Date of Award
Life & Environmental Sciences
About 100,000 injuries to anterior cruciate ligaments (ACL) occur annually in the United States, with females reporting an ACL injury rate two to eight times higher than their male counterparts. Many intrinsic and extrinsic factors have been cited to explain the disparity between rates of injury between males and females, such as anatomical differences, joint laxity, training technique, and sex hormones, the focus of the present research. Estrogen has been shown to decrease collagen content within ligament tissue whereas progesterone has been shown to inhibit estrogen and in some cases promote the production of collagen. Testosterone has been linked with increased collagen content, but its effects upon female knee ligaments have not been studied in detail. The present research focused on the role that estrogen, progesterone, and testosterone had, both singularly and in combination, on the physical properties of ligament tissue. Peak levels of estrogen, progesterone, and testosterone were simulated in prepubescent female rats, with treatment groups as follows: estrogen, progesterone, testosterone, estrogen and progesterone, estrogen and testosterone, and control. Mechanical tests on ligaments were subsequently performed after termination to measure ligament laxity and breaking point strength. The results show that estrogen in combination with testosterone or progesterone significantly decreases the breaking point strength in ligaments. Estrogen in combination with testosterone or progesterone and testosterone alone significantly decreased ligament laxity.
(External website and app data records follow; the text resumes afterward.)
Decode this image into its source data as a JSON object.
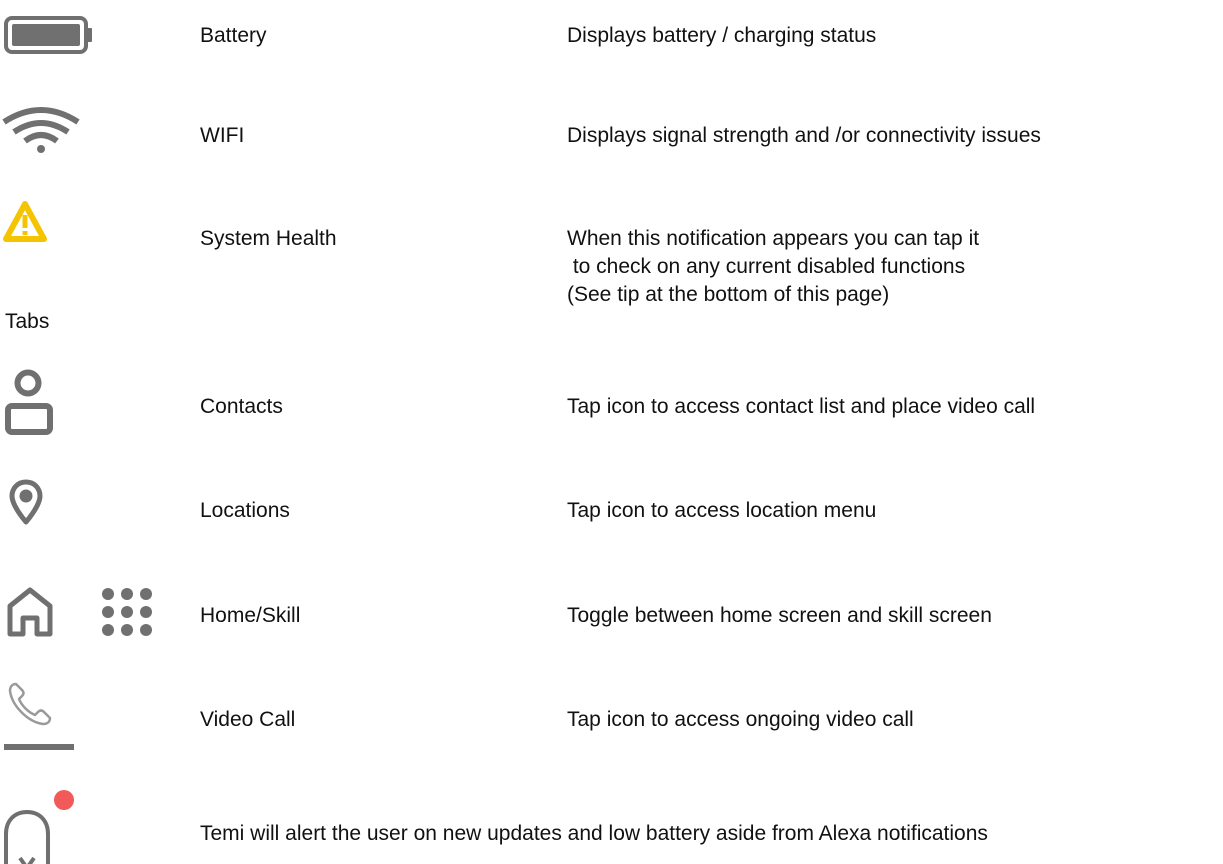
{
  "section_label": "Tabs",
  "status_icons": [
    {
      "icon": "battery-icon",
      "label": "Battery",
      "description": "Displays battery / charging status"
    },
    {
      "icon": "wifi-icon",
      "label": "WIFI",
      "description": "Displays signal strength and /or connectivity issues"
    },
    {
      "icon": "warning-icon",
      "label": "System Health",
      "description_lines": [
        "When this notification appears you can tap it",
        " to check on any current disabled functions",
        "(See tip at the bottom of this page)"
      ]
    }
  ],
  "tab_icons": [
    {
      "icon": "contacts-icon",
      "label": "Contacts",
      "description": "Tap icon to access contact list and place video call"
    },
    {
      "icon": "location-pin-icon",
      "label": "Locations",
      "description": "Tap icon to access location menu"
    },
    {
      "icon": "home-icon",
      "icon_secondary": "skills-grid-icon",
      "label": "Home/Skill",
      "description": "Toggle between home screen and skill screen"
    },
    {
      "icon": "phone-icon",
      "label": "Video Call",
      "description": "Tap icon to access ongoing video call"
    }
  ],
  "notifications": {
    "icon": "bell-icon",
    "text": "Temi will alert the user on new updates and low battery aside from Alexa notifications"
  },
  "colors": {
    "icon_gray": "#707070",
    "warning_yellow": "#F5C400",
    "notification_dot": "#F25A5A",
    "text": "#111111"
  }
}
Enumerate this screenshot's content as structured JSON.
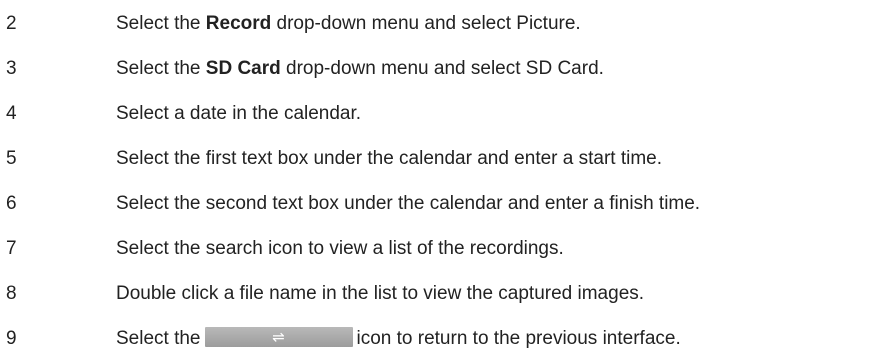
{
  "steps": [
    {
      "number": "2",
      "before": "Select the ",
      "bold": "Record",
      "after": " drop-down menu and select Picture."
    },
    {
      "number": "3",
      "before": "Select the ",
      "bold": "SD Card",
      "after": " drop-down menu and select SD Card."
    },
    {
      "number": "4",
      "text": "Select a date in the calendar."
    },
    {
      "number": "5",
      "text": "Select the first text box under the calendar and enter a start time."
    },
    {
      "number": "6",
      "text": "Select the second text box under the calendar and enter a finish time."
    },
    {
      "number": "7",
      "text": "Select the search icon to view a list of the recordings."
    },
    {
      "number": "8",
      "text": "Double click a file name in the list to view the captured images."
    },
    {
      "number": "9",
      "before": "Select the",
      "icon": "swap-arrows-icon",
      "icon_glyph": "⇌",
      "after": "icon to return to the previous interface."
    }
  ]
}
Brennan, Eileen, "The Effects of Sex Hormones on Physical Characteristics of the Medial Collateral Ligament in Prepubescent Female Rats" (2007). Life and Environmental Sciences Undergraduate Theses. 168.